- cook up a curry in 30 minutes!
- No prior knowledge of curries is required.
- Ingredients are all thoroughly explained with bonus lectures on specialist ingredients.
Welcome to my 5 Quick and Easy Weeknight Curries Course!
This course is designed and structured for easy understanding and use.
My purpose in putting together this course is to help you create delicious, nutritious, quick and easy meals on those days when time is precious!
I'll show you just how easy it is to cook these 5 delicious, quick and easy curries from India, Pakistan, Sri Lanka and Singapore.
We'll be learning to cook:

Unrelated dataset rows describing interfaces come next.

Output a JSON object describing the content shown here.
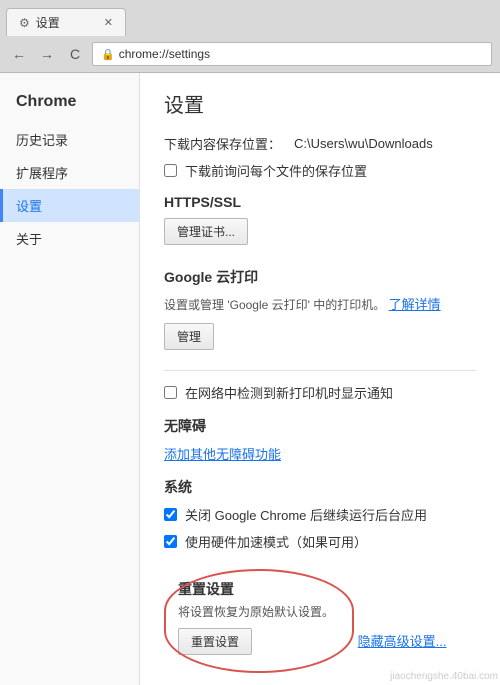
{
  "browser": {
    "tab_title": "设置",
    "address": "chrome://settings",
    "nav_back": "←",
    "nav_forward": "→",
    "nav_refresh": "C"
  },
  "sidebar": {
    "brand": "Chrome",
    "items": [
      {
        "id": "history",
        "label": "历史记录"
      },
      {
        "id": "extensions",
        "label": "扩展程序"
      },
      {
        "id": "settings",
        "label": "设置",
        "active": true
      },
      {
        "id": "about",
        "label": "关于"
      }
    ]
  },
  "main": {
    "page_title": "设置",
    "download_label": "下载内容保存位置：",
    "download_path": "C:\\Users\\wu\\Downloads",
    "ask_each_time": "下载前询问每个文件的保存位置",
    "https_section": "HTTPS/SSL",
    "manage_cert_btn": "管理证书...",
    "google_cloud_title": "Google 云打印",
    "google_cloud_desc": "设置或管理 'Google 云打印' 中的打印机。了解详情",
    "google_cloud_desc_plain": "设置或管理 'Google 云打印' 中的打印机。",
    "google_cloud_learn": "了解详情",
    "manage_btn": "管理",
    "notify_printer": "在网络中检测到新打印机时显示通知",
    "accessibility_title": "无障碍",
    "add_accessibility": "添加其他无障碍功能",
    "system_title": "系统",
    "bg_run_label": "关闭 Google Chrome 后继续运行后台应用",
    "hardware_accel_label": "使用硬件加速模式（如果可用）",
    "reset_title": "重置设置",
    "reset_desc": "将设置恢复为原始默认设置。",
    "reset_btn": "重置设置",
    "hide_advanced": "隐藏高级设置..."
  },
  "watermark": "jiaochengshe.40bai.com"
}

- Chicken Karahi from Pakistan
- Fish Sothi from Sri Lanka
- Pepper Chicken from India
- Sayur Lemak from Singapore and Malaysia

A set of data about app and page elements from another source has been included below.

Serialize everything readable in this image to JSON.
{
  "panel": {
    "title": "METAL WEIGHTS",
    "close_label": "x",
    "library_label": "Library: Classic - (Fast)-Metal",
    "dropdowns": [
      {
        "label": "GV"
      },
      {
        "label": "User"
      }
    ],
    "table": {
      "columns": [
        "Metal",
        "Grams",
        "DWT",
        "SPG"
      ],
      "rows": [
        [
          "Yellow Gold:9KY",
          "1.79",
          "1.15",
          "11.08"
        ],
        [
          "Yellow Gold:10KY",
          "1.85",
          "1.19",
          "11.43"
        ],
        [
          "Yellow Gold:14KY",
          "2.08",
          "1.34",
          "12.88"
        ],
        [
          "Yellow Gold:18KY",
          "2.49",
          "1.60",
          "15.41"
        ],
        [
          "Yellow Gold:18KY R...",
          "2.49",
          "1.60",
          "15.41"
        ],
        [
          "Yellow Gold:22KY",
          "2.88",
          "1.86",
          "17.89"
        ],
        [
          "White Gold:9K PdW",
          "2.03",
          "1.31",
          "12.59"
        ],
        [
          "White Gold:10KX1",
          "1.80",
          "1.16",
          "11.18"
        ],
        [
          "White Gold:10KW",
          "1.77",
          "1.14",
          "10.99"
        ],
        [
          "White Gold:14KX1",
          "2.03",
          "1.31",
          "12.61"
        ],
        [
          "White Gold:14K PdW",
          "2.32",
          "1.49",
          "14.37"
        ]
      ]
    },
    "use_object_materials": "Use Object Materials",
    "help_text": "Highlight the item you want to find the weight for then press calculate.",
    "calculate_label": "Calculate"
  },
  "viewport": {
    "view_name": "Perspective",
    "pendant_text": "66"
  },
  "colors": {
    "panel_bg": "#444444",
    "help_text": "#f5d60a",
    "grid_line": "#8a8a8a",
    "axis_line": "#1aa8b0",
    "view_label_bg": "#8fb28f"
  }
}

- Smoked Salmon Curry, South Indian but with my own signature twist.
Each course as mentioned, is broken down for ease of use.
You get 3 lectures for each recipe:
3. The actual cooking of the recipe
Along the way, as always, I'll share with you hints and suggestions for the recipes and you'll also get some background information on each dish.
Every dish is accompanied by a detailed, step-by-step written recipe that you can download in Microsoft Word or Adobe pdf format.
Get your aprons on!
- This 5 Quick and Easy Weeknight Curries course is meant for everyone, whether you are a beginner or an expert in the kitchen.
- This course is for you if you need some quick and easy recipes for busy days.
Chicken Karahi or Murgh Karahi is a delicious, lightly spiced Pakistani curry that relies more on the fresh garnishing at the end then it does the spices used. This Chicken Karahi Recipe has been in my family for generations!
Sayur Lemak, also known as Sayur Lodeh or Masak Lodeh in Indonesia, is a delicious coconut based vegetable stew eaten with rice and is a must during festive occasions when it is accompanied by more elaborate dishes. Sayur Lemak has its origins in Java, Indonesia and is a recipe that is claimed by the Malays, the Eurasians and the Nyonyas in Singapore and Malaysia!
Smoked Salmon Curry - you won't find it on any menu, it came about in my kitchen, some 15 years ago, borne out of desperation! Smoked Salmon Curry carries my signature twist (the smoked salmon) on a traditional South Indian Fish Curry - it's a strongly flavoured curry.
This lecture shows use how to make fresh tamarind juice at home.
Tamarind is a tropical fruit that grows as a pod on the tamarind tree. The pod or fruit is shaped like a bean and contains a pulp with lots of seeds. This pulp is usually mashed with water to create “juice” that is extensively used in many cuisines around the world for its souring properties; it is also used for medicinal properties and, believe it or not, as a polishing agent!
Some of the world's most sought after recipes rely on this amazing ingredient, like Thai Tom Yum Soup, and it is also an important ingredient in Worcestershire Sauce.
How to make Panch Phoron at home.
Panch Phoron or Bengali Five Spice is a natural flavour enhancer used in much the same way as garam masala is, this mix is quite often quickly fried in hot oil/ghee and poured over the finished dish to deepen the flavour. This method is called tempering or tarka.
How to make Garam Masala at home.
Garam Masala, that essential Indian spice mix is much, much easier to make at home than you think.
Garam – Warm or Hot
Masala – Spice Mix
So, garam masala is a warming (not spicy) spice mix and can be used as a cooking ingredient, like a curry powder and also and more importantly, to add a final flourish to your finished dish, just before or after turning the heat off.
Each cook will have a different recipe for his or her garam masala, so you see, the advantage of making your own is not only will you be getting a potent, fresh blend but you'll also be getting one tailored to your taste!
How to make your own Curry Powder at home.
You don't particularly need curry powders in the kitchen, as long as you have cumin, coriander, et al., but they do come in very handy. It doesn't take much to make curry powders from scratch but you do need a good spice or coffee mill to achieve a fine grind. If you feel like cheating, go ahead and buy the ready-made individual ground spices and mix them up according to the recipes below.
The recipes here will produce a moderately spiced mix but, bear in mind, what's spicy to one may not be to another! Play around with the amount of chilli/pepper; after all, you can always spice it up later.